Hormonal influences play a significant role in regulating the hair growth cycle. Hormones such as testosterone, estrogen, and thyroid hormones can impact the activity of hair follicles and influence the duration of each phase of the hair growth cycle. Imbalances in hormone levels, such as those experienced during puberty, pregnancy, or menopause, can affect the rate of hair growth and contribute to hair loss conditions such as telogen effluvium or female pattern hair loss.

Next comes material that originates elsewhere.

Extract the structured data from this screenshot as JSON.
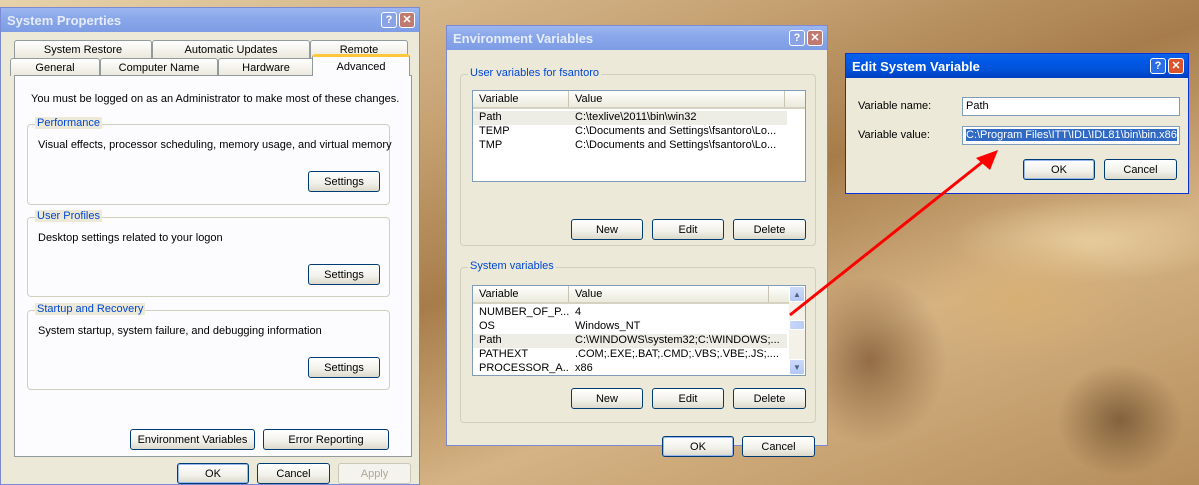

Environmental and lifestyle factors also play a critical role in influencing the hair growth cycle. External stressors such as pollution, UV radiation, and harsh chemicals from hair care products can damage the hair follicles and disrupt the hair growth cycle. Additionally, lifestyle factors such as smoking, excessive alcohol consumption, and poor sleep quality can impair circulation to the scalp and negatively impact hair health. Stress is another significant factor that can influence the hair growth cycle, with chronic stress leading to hormonal imbalances and hair loss conditions such as telogen effluvium. Adopting healthy lifestyle habits, managing stress levels, and minimizing exposure to environmental toxins can help support optimal hair growth and maintain healthy hair follicles throughout the hair growth cycle.

CONCLUSION

The four stages of the hair growth cycle—anagen, catagen, telogen, and exogen—form a dynamic and continuous process that regulates the growth and renewal of our hair. Understanding the intricacies of each stage provides valuable insights into the factors that influence hair health and vitality. From the active growth phase of anagen to the resting phase of telogen and the shedding phase of exogen, every stage plays a crucial role in maintaining healthy hair growth. Genetic factors, health and nutrition, hormonal influences, and environmental and lifestyle factors all contribute to the balance of the hair growth cycle. By recognizing and addressing these factors, individuals can support optimal hair growth and address hair loss conditions effectively. Ultimately, fostering a holistic approach to hair care that considers the complexities of the hair growth cycle is essential for promoting lifelong hair health and vitality.


SHOP FOR HAIR LOSS TREATMENTS

Hair loss products in a row

Leave a Comment

Your email address will not be published. Required fields are marked *